» **ASSIGNMENT**
The full set of entries needs to be reproduced exactly.

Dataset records
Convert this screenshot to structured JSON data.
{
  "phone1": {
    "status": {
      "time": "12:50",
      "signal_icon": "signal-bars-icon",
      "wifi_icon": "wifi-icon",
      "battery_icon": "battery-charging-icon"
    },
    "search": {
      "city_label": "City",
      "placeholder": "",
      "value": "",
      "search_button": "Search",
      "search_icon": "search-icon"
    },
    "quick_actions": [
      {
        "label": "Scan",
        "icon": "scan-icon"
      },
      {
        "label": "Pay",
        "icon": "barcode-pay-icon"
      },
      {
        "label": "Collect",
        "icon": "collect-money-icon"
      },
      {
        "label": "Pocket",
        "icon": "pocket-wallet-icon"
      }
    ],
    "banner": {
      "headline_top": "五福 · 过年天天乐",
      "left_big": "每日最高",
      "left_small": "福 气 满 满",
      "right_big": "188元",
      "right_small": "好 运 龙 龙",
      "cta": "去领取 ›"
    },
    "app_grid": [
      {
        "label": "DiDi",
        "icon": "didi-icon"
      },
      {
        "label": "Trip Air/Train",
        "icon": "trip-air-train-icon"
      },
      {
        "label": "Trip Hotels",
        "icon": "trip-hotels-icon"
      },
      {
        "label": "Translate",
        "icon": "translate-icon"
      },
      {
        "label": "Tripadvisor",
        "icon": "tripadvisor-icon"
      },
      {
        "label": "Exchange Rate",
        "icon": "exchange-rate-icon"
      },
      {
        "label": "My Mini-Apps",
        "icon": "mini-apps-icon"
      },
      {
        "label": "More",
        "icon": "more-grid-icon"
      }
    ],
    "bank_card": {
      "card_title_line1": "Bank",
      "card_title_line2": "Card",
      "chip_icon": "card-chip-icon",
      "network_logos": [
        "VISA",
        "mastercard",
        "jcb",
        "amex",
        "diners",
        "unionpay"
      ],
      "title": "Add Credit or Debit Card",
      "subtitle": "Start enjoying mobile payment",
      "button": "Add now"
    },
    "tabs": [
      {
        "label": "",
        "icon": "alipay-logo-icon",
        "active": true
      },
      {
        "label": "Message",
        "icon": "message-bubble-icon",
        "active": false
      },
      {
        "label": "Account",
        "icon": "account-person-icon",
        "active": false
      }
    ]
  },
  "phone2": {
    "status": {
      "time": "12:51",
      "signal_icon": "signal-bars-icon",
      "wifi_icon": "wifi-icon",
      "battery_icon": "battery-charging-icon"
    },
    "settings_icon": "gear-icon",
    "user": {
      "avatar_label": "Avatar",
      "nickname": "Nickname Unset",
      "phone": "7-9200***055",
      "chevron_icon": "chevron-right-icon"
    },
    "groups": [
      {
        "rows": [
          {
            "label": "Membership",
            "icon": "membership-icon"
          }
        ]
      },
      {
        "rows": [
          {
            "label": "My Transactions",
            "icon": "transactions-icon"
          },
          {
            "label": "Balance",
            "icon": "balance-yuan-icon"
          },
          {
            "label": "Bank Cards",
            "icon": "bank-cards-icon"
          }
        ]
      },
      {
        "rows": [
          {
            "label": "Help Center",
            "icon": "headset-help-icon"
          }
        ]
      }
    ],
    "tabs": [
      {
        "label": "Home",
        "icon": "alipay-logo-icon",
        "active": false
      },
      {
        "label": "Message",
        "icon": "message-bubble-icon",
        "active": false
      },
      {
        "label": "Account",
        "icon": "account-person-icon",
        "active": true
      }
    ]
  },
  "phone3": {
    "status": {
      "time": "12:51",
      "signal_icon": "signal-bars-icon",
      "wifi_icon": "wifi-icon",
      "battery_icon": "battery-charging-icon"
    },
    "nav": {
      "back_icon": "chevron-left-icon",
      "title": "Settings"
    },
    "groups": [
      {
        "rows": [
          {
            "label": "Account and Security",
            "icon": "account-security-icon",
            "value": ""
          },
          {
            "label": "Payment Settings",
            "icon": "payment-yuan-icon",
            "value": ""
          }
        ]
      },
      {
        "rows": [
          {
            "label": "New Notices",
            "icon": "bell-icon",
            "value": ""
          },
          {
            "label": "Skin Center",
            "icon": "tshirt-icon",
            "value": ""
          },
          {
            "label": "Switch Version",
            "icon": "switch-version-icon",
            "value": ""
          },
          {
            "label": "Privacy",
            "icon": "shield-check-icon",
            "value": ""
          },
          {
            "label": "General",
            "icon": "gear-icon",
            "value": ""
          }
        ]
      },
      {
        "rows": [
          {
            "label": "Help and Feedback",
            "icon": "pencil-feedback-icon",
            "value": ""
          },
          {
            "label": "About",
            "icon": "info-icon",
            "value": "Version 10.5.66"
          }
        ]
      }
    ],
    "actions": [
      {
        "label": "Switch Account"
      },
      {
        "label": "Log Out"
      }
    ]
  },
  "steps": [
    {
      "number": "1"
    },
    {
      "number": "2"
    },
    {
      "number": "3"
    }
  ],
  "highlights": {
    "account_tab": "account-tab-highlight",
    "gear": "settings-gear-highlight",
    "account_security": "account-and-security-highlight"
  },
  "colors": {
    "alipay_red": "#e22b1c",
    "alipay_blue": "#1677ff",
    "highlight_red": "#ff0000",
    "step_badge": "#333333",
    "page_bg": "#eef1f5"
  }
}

» **ANSWER AREA**
Convert this screenshot to structured JSON data.
{
  "phone1": {
    "status": {
      "time": "12:50",
      "signal_icon": "signal-bars-icon",
      "wifi_icon": "wifi-icon",
      "battery_icon": "battery-charging-icon"
    },
    "search": {
      "city_label": "City",
      "placeholder": "",
      "value": "",
      "search_button": "Search",
      "search_icon": "search-icon"
    },
    "quick_actions": [
      {
        "label": "Scan",
        "icon": "scan-icon"
      },
      {
        "label": "Pay",
        "icon": "barcode-pay-icon"
      },
      {
        "label": "Collect",
        "icon": "collect-money-icon"
      },
      {
        "label": "Pocket",
        "icon": "pocket-wallet-icon"
      }
    ],
    "banner": {
      "headline_top": "五福 · 过年天天乐",
      "left_big": "每日最高",
      "left_small": "福 气 满 满",
      "right_big": "188元",
      "right_small": "好 运 龙 龙",
      "cta": "去领取 ›"
    },
    "app_grid": [
      {
        "label": "DiDi",
        "icon": "didi-icon"
      },
      {
        "label": "Trip Air/Train",
        "icon": "trip-air-train-icon"
      },
      {
        "label": "Trip Hotels",
        "icon": "trip-hotels-icon"
      },
      {
        "label": "Translate",
        "icon": "translate-icon"
      },
      {
        "label": "Tripadvisor",
        "icon": "tripadvisor-icon"
      },
      {
        "label": "Exchange Rate",
        "icon": "exchange-rate-icon"
      },
      {
        "label": "My Mini-Apps",
        "icon": "mini-apps-icon"
      },
      {
        "label": "More",
        "icon": "more-grid-icon"
      }
    ],
    "bank_card": {
      "card_title_line1": "Bank",
      "card_title_line2": "Card",
      "chip_icon": "card-chip-icon",
      "network_logos": [
        "VISA",
        "mastercard",
        "jcb",
        "amex",
        "diners",
        "unionpay"
      ],
      "title": "Add Credit or Debit Card",
      "subtitle": "Start enjoying mobile payment",
      "button": "Add now"
    },
    "tabs": [
      {
        "label": "",
        "icon": "alipay-logo-icon",
        "active": true
      },
      {
        "label": "Message",
        "icon": "message-bubble-icon",
        "active": false
      },
      {
        "label": "Account",
        "icon": "account-person-icon",
        "active": false
      }
    ]
  },
  "phone2": {
    "status": {
      "time": "12:51",
      "signal_icon": "signal-bars-icon",
      "wifi_icon": "wifi-icon",
      "battery_icon": "battery-charging-icon"
    },
    "settings_icon": "gear-icon",
    "user": {
      "avatar_label": "Avatar",
      "nickname": "Nickname Unset",
      "phone": "7-9200***055",
      "chevron_icon": "chevron-right-icon"
    },
    "groups": [
      {
        "rows": [
          {
            "label": "Membership",
            "icon": "membership-icon"
          }
        ]
      },
      {
        "rows": [
          {
            "label": "My Transactions",
            "icon": "transactions-icon"
          },
          {
            "label": "Balance",
            "icon": "balance-yuan-icon"
          },
          {
            "label": "Bank Cards",
            "icon": "bank-cards-icon"
          }
        ]
      },
      {
        "rows": [
          {
            "label": "Help Center",
            "icon": "headset-help-icon"
          }
        ]
      }
    ],
    "tabs": [
      {
        "label": "Home",
        "icon": "alipay-logo-icon",
        "active": false
      },
      {
        "label": "Message",
        "icon": "message-bubble-icon",
        "active": false
      },
      {
        "label": "Account",
        "icon": "account-person-icon",
        "active": true
      }
    ]
  },
  "phone3": {
    "status": {
      "time": "12:51",
      "signal_icon": "signal-bars-icon",
      "wifi_icon": "wifi-icon",
      "battery_icon": "battery-charging-icon"
    },
    "nav": {
      "back_icon": "chevron-left-icon",
      "title": "Settings"
    },
    "groups": [
      {
        "rows": [
          {
            "label": "Account and Security",
            "icon": "account-security-icon",
            "value": ""
          },
          {
            "label": "Payment Settings",
            "icon": "payment-yuan-icon",
            "value": ""
          }
        ]
      },
      {
        "rows": [
          {
            "label": "New Notices",
            "icon": "bell-icon",
            "value": ""
          },
          {
            "label": "Skin Center",
            "icon": "tshirt-icon",
            "value": ""
          },
          {
            "label": "Switch Version",
            "icon": "switch-version-icon",
            "value": ""
          },
          {
            "label": "Privacy",
            "icon": "shield-check-icon",
            "value": ""
          },
          {
            "label": "General",
            "icon": "gear-icon",
            "value": ""
          }
        ]
      },
      {
        "rows": [
          {
            "label": "Help and Feedback",
            "icon": "pencil-feedback-icon",
            "value": ""
          },
          {
            "label": "About",
            "icon": "info-icon",
            "value": "Version 10.5.66"
          }
        ]
      }
    ],
    "actions": [
      {
        "label": "Switch Account"
      },
      {
        "label": "Log Out"
      }
    ]
  },
  "steps": [
    {
      "number": "1"
    },
    {
      "number": "2"
    },
    {
      "number": "3"
    }
  ],
  "highlights": {
    "account_tab": "account-tab-highlight",
    "gear": "settings-gear-highlight",
    "account_security": "account-and-security-highlight"
  },
  "colors": {
    "alipay_red": "#e22b1c",
    "alipay_blue": "#1677ff",
    "highlight_red": "#ff0000",
    "step_badge": "#333333",
    "page_bg": "#eef1f5"
  }
}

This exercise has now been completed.